    Before all of the attention towards childhood nutrition and obesity I used to make or purchase a “sweet treat” for the weekend. Perhaps cinammon rolls or danish. But, I began to realize that they weren’t that big of a treat as my children were receiving sugary foods in their school provided breakfast and lunch. Yes, they had come to expect their sweets. Thank goodness for farmers markets and the invention of the smoothie. I now focus on healthier choices and desert in not an everyday occurance.

  23. Winnie says:

    This is such a great post Diana. Honestly I don’t think most food blogs help in this regard…I am astonished by all the posts I come across for absolute junk. Beautiful pictures of absolute junk! I hope food bloggers who post that stuff constantly don’t feed it all to their kids. Then again, it would make me sad if they just through it away, too. Sigh.

  24. I am American, but I find sweets here are WAY too sweet. I always seek out bakeries that make European style baked goods and I make my own at home. But in general, desserts here are yogurt with fruit and homemade granola.I find that even when I make real food cookies, cakes, etc, that we don’t eat it fast enough before it goes bad, so I have learned to freeze half right away.

  25. DebbieM says:

    I used to live in Spain as a child and I have a fondness for “things Spanish or European”. :-) One thing, like you said the treats aren’t as sweet. Much to be preferred in my opinion.

    We like to collect old cook books and one from the 50 – 60’s has a section of “party foods” for kids. Chips, hot dogs, ice cream, cake, candy, soda, etc. Everyday fare these days, unfortunately.

  26. Darlene says:

    Amen! The amount of sweets kids eat on a daily basis is amazing. We stopped buying baked goods and if we want something special, I make it. I work full time, I don’t have a sweet tooth and I didn’t grow up baking, so we don’t do it often. Otherwise it’s fruit or yogurt with fruit if we want something sweet. Normally our snacks are more savory, like cheese or hummus.

    I know that baking is a way for parents to get their kids into the kitchen and spend quality time together, but there are other alternatives. My son and I have started making homemade pasta together. We also have a small urban garden that he helps with. Most of what we plant are items he picked.

  27. tufanua says:

    It’s so hard to change your thinking about food when you weren’t educated about food to begin with. I didn’t start learning about food until in my 30’s and it’s so hard to change mine (and my families) diet, when what we thought was healthy all along wasn’t. I basically have started from scratch, being very overwhelmed and not really understanding why the food changes I was making for my family were so important, but knowing inside that I was doing the right thing. It’s still a struggle sometimes since as you said even my house hold is used to eating way more sugar that we should. But slowly we have been making the changes needed. The more I learn about food the easier it makes it to make those decisions because I care so much what goes into my little ones bodies and how it effects them. It’s still a journey none the less…

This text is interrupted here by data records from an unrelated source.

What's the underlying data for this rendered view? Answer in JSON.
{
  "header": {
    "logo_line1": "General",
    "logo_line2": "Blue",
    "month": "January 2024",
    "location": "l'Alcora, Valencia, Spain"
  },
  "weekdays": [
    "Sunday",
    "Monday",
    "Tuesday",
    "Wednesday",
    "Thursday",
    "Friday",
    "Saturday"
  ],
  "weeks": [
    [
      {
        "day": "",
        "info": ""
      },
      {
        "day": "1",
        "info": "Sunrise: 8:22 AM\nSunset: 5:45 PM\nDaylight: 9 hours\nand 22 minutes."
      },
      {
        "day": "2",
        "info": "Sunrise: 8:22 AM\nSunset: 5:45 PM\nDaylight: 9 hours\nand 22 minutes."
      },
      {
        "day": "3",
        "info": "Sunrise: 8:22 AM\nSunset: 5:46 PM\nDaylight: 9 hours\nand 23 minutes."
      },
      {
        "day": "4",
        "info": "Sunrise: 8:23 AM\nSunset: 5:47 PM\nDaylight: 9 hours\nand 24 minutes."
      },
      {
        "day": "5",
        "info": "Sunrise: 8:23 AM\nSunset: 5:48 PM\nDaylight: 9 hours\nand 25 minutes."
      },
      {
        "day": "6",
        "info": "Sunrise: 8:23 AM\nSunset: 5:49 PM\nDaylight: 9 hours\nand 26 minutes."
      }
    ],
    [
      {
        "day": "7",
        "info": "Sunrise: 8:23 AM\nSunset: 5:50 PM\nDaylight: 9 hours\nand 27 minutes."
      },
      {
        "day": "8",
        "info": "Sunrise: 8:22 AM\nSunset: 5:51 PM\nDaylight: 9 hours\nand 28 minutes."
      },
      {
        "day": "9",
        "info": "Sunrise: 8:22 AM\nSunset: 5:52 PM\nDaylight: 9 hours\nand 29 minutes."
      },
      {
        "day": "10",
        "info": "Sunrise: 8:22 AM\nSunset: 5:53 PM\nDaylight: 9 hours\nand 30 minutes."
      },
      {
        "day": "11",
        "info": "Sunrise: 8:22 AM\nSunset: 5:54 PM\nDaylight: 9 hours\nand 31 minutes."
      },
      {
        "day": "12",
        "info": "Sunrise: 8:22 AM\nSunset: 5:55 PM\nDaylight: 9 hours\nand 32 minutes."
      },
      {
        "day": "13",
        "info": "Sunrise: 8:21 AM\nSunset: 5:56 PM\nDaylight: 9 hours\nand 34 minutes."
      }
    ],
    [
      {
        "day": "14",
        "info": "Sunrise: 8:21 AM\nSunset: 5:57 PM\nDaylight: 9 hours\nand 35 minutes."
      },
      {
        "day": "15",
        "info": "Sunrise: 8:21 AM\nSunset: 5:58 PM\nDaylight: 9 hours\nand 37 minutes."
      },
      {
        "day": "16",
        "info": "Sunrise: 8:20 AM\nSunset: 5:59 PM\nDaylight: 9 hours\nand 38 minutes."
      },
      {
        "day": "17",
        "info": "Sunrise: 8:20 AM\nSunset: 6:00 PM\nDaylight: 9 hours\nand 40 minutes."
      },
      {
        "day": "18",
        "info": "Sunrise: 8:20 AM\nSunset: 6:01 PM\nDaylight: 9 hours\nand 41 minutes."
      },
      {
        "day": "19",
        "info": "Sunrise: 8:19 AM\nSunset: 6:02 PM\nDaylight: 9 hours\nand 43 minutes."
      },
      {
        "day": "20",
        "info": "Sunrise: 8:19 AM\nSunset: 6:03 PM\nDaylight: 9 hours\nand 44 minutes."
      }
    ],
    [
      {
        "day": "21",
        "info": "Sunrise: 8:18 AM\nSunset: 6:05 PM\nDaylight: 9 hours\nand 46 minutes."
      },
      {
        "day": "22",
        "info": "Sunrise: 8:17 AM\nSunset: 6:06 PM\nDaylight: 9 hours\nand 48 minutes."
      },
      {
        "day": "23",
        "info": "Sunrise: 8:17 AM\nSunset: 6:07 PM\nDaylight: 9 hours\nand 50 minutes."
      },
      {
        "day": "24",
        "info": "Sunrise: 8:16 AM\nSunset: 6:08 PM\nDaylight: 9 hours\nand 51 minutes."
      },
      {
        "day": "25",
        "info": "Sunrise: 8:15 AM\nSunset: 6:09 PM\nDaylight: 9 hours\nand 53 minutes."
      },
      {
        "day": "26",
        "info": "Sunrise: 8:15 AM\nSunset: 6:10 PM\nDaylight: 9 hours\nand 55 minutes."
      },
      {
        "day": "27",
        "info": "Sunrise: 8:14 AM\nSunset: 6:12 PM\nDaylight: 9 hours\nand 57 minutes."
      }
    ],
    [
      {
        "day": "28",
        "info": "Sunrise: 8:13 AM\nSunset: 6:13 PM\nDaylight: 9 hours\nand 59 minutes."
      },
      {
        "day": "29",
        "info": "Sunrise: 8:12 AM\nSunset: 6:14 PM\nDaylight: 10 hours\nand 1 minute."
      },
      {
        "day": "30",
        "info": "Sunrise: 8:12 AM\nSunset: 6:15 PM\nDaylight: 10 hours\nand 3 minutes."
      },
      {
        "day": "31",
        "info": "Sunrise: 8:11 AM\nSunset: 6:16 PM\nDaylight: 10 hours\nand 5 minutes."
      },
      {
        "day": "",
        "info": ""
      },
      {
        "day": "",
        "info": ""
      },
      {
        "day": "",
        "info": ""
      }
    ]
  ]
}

  28. Lisa says:

    This has definitely given me something to think about. I am one that tries to reduce sugar and use natural sweeteners, but I think having treats has become more of a norm than an exception around my house recently. My kids love fruit and have two to three servings a day, but there is often a small treat tucked in there somewhere as well. Thank you for pointing out the need for caution. My children are still young, and you’re right, their tastes and habits are being formed now.
    Oh, and I love the story about you and your son going to the market together. What a special tradition to have. :-)

Leave a Reply

Your email address will not be published. Required fields are marked *

You may use these HTML tags and attributes: <a href="" title=""> <abbr title=""> <acronym title=""> <b> <blockquote cite=""> <cite> <code> <del datetime=""> <em> <i> <q cite=""> <strike> <strong>